* _YOUR ASSIGNMENT_
Say how many lines in the records include the string "Profile", adding no other words.

* _EXERCISE DATA_
┄┄┄┄┄┄┄┄┄┄┄┄┄┄┄┄┄┄┄┄

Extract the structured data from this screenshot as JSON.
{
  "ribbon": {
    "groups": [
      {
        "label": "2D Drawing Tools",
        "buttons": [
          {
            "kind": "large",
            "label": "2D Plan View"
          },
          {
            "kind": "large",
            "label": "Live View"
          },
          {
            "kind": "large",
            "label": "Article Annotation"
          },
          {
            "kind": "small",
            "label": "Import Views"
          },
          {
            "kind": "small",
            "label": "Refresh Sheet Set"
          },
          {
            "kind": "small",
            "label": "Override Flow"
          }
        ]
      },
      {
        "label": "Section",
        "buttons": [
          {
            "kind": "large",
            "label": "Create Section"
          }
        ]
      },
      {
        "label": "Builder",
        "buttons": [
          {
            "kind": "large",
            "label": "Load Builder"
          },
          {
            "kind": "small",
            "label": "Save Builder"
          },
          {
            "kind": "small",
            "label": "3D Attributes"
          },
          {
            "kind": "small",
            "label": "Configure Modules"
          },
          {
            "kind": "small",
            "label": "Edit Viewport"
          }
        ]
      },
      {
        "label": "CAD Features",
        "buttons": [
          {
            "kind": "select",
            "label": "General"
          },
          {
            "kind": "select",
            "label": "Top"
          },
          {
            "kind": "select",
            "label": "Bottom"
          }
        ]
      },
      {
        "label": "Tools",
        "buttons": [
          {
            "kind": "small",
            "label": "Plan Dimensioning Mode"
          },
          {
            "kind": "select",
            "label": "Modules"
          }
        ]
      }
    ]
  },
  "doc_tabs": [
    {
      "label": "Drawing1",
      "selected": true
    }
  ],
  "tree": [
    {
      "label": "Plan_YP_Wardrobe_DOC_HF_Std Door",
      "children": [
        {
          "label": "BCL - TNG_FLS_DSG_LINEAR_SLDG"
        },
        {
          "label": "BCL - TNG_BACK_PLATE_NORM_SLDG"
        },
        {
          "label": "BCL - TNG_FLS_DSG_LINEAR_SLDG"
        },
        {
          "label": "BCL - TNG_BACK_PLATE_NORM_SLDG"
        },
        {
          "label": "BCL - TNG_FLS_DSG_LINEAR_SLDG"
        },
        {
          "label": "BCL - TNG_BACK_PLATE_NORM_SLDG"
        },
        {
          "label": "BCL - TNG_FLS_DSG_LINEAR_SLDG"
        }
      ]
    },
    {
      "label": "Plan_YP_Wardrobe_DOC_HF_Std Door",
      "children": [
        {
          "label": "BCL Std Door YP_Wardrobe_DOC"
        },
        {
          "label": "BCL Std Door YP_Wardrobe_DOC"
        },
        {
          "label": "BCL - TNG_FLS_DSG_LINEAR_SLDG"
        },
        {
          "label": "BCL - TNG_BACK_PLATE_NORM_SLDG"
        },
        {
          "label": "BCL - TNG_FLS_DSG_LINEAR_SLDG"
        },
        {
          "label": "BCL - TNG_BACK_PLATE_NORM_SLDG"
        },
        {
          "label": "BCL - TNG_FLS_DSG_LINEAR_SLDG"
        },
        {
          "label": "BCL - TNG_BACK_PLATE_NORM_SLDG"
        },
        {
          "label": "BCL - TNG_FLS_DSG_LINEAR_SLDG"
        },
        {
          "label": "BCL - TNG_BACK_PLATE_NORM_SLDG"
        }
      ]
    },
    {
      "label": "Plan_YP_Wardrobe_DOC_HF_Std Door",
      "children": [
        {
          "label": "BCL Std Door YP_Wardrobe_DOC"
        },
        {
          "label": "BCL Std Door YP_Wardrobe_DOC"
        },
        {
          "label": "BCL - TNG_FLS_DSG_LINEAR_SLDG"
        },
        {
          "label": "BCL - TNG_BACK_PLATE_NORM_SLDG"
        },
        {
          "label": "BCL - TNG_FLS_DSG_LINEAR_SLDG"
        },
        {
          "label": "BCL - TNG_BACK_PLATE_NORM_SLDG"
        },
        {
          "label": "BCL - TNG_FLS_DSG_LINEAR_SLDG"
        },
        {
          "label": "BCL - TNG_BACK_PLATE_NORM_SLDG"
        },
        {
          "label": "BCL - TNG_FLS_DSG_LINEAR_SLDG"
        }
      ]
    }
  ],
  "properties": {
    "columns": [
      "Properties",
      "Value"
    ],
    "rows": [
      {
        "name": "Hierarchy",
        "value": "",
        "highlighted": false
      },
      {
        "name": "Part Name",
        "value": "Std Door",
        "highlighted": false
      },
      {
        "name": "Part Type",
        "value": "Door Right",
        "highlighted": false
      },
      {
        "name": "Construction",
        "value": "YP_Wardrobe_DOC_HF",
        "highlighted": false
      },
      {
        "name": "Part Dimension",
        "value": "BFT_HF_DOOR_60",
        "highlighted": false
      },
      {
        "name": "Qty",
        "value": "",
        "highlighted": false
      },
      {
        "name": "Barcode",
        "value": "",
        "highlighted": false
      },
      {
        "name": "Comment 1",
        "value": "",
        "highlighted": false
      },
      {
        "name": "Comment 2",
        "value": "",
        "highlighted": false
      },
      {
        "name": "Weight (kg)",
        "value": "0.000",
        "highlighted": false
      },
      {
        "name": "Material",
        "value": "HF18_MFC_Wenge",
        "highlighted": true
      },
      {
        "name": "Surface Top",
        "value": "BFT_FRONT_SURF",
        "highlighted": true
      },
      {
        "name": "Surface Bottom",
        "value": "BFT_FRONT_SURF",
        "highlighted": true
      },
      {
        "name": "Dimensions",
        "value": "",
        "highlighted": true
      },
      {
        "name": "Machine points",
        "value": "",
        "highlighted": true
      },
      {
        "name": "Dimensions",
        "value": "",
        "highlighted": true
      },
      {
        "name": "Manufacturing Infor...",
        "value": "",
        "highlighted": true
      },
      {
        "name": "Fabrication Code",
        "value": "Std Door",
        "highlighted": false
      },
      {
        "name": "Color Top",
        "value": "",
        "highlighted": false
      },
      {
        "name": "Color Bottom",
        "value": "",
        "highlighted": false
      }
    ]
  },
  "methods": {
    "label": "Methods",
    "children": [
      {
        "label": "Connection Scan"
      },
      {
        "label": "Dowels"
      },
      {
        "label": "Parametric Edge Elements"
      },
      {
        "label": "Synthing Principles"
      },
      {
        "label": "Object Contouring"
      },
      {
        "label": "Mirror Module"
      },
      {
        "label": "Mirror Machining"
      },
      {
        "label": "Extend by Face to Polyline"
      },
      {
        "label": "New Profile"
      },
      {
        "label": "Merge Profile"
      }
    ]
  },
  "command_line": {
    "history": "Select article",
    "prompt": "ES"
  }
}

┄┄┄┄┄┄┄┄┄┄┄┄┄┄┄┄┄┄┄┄

* _RESPONSE TO THE EXERCISE_
2